Seeding new solutions
When it comes to what businesses can do to amplify their impact in convoluted supply chains, both independent and collective action are on the table.
One approach is to streamline.
“You can have easily 60 or 70 supply chain steps,” Rautner said. “The big players realize that, and they try to simplify that by being much more integrated in their contracts.”
That's part of the reason he also argues for comprehensive forestry policies, rather than one-off initiatives around commodity trends of the moment, such as palm oil.
And there are companies broadening the scope of commodities covered by internal policies. After moving to implement 100 percent traceable palm oil by the end of 2014, consumer products giant Unilever this month announced new measures for sustainably sourced fruit, cocoa and tea used by brands including Breyers, Magnum and Lipton.
When it comes to paying for new deforestation efforts, the Walt Disney Company established new funding mechanisms in addition to initiatives to minimize paper use, eliminate irresponsible fiber and maximize recycling.
"We actually place an internal price on carbon," said Beth Stevens, Disney's senior VP of citizenship, environment and conservation, during the GreenBiz forestry webcast. She explainined that the company has "turned to forests as part of the solution to emissions and climate change."
The company has invested $48 million in carbon projects since 2008, including initiatives to conserve, manage and restore forests around the world.
Looking forward, Rautner is also encouraged by improving sensor technology to help collect more data about supply chains, although many of those tools remain expensive in their current early stage. There is also room for more personalizable tools to help project a company's risk of exposure to specific deforestation challenges or those concentrated in certain geographic areas.
Above all else, however, the trick will be making good on lofty discussions about saving the forests.
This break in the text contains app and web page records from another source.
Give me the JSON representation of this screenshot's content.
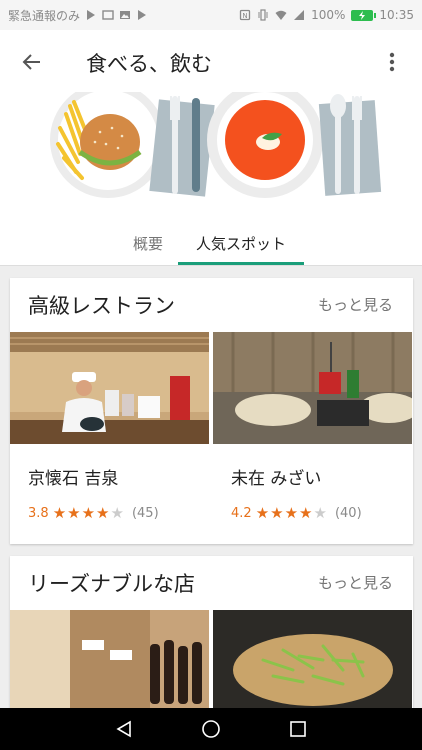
{
  "status_bar": {
    "notification_text": "緊急通報のみ",
    "battery_percent": "100%",
    "time": "10:35"
  },
  "header": {
    "title": "食べる、飲む",
    "back_icon": "arrow-left-icon",
    "more_icon": "more-vert-icon"
  },
  "tabs": [
    {
      "label": "概要",
      "selected": false
    },
    {
      "label": "人気スポット",
      "selected": true
    }
  ],
  "sections": [
    {
      "title": "高級レストラン",
      "see_more": "もっと見る",
      "places": [
        {
          "name": "京懐石 吉泉",
          "rating": "3.8",
          "rating_value": 3.8,
          "reviews": "(45)"
        },
        {
          "name": "未在 みざい",
          "rating": "4.2",
          "rating_value": 4.2,
          "reviews": "(40)"
        }
      ]
    },
    {
      "title": "リーズナブルな店",
      "see_more": "もっと見る",
      "places": []
    }
  ],
  "nav_bar": {
    "back_icon": "triangle-back-icon",
    "home_icon": "circle-home-icon",
    "recents_icon": "square-recents-icon"
  },
  "colors": {
    "accent": "#1a9e7a",
    "star": "#e7711b",
    "battery": "#2dbd4f"
  }
}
“You can have all the nicest policies in the world, but if you don’t implement them nothing will happen on the ground,” Rautner said. “One key issue that will solve a lot of the issues is traceability. Without actors knowing who supplies them and where the commodities come from, they can’t change.”